Here is the first one where I was feeling anxious and had my hands over the scarf. 0546-wearing-scarf-in-focusas you can see.

And here is another. A much better photograph except that is a bit out of focus! 0546-wearing-scarfYou can see some of the people in the group sitting round the table in the background!

I am really, really pleased with it and because it is double thickness it is very warm and cosy and will stand up to cover my chin if I choose.

I also like the fact that it is longer than my other scarves and I love long tassels on a scarf.

Alpaca cowl

Having made a scarf for my daughter 0502-After ironingfrom some alpaca 4ply wool I had been given, I decided to use the rest to make a small cowl for myself.

Since I would be using circular needles and would be knitting it in many locations, I wanted a pattern that was such that

  1. It was less lacy than the scarf but still with holes.
  2. I didn’t need to look at the pattern
  3. or count rows.
  4. Whenever I put it down I would know where I was.

I couldn’t find anything that I liked that fulfilled the above so I wrote my own.

Rounds:

  1. Knit
  2. Repeat (Yarn over, knit two together) to end
  3. Knit
  4. Purl

Finishing on a 3rd row. Any even number of stitches. I chose 110.

I counted it as a bonus that the holes lined up in a diagonal fashion as that had been one thing I had thought of doing but couldn’t see a way to achieve it without an obvious changeover point.

Here it is finished. 0529-knitted-cowlI realised that although I have seen many cowls like this, that because it was so soft that it tended to fall down so I crocheted in some shir-elastic along the top to help hold it up under my chin.

I thought it would be handy to wear when I didn’t want the extra bulk of a scarf. 0529-cowl-worn

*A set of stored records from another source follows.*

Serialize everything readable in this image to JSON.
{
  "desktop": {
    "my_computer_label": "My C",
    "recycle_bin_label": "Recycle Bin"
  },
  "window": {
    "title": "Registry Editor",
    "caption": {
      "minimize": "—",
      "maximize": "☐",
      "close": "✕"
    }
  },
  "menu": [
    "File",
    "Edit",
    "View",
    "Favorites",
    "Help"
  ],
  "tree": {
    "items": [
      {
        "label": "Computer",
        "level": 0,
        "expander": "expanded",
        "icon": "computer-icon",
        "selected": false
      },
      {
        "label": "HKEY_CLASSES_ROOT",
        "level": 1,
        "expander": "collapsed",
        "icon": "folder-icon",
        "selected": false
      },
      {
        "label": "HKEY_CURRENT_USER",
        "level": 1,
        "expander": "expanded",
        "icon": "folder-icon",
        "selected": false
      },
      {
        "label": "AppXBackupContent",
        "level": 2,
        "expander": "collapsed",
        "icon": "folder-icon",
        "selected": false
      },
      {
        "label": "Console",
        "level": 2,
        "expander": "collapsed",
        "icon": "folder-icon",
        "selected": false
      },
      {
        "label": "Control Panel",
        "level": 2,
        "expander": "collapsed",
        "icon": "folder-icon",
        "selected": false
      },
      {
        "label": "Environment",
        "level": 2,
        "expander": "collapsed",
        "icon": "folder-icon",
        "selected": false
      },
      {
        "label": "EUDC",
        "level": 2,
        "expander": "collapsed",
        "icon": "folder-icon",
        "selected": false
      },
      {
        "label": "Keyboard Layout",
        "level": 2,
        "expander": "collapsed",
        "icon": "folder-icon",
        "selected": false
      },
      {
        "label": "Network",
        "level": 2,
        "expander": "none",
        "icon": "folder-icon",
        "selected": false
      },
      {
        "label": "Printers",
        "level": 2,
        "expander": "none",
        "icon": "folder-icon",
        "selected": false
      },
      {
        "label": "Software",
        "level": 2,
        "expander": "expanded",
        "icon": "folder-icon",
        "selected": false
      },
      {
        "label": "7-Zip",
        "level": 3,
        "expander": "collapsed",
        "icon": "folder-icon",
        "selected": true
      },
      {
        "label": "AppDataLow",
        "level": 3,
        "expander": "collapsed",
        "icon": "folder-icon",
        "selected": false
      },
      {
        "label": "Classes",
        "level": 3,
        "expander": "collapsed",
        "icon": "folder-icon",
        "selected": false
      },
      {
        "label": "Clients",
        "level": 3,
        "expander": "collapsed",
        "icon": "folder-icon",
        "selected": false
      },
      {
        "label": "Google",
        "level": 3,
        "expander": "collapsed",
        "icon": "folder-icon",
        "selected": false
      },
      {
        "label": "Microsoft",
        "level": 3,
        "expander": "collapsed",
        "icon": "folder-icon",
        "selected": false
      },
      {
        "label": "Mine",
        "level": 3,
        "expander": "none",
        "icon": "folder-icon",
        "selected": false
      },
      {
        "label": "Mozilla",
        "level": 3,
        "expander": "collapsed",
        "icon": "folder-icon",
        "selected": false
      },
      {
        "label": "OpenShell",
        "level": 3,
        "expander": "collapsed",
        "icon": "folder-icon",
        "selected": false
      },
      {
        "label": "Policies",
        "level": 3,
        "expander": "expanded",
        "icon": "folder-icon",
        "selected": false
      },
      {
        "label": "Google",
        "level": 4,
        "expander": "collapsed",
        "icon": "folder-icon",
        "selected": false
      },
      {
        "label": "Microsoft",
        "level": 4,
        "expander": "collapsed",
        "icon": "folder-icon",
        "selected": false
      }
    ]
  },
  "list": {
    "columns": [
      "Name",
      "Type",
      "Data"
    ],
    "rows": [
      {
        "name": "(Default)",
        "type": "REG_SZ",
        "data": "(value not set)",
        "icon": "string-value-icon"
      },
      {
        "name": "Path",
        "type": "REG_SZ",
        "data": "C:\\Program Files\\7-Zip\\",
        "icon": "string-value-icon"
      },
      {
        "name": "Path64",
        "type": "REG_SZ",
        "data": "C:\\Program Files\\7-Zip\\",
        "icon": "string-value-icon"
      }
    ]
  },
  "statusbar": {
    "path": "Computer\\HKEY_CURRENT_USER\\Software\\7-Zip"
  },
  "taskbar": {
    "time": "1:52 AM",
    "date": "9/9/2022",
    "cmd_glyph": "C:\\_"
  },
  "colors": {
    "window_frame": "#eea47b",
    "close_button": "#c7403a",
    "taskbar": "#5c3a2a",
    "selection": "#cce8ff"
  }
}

Couldn’t get the colours to look right though! The cowl is more crimson and the cost a deeper pink.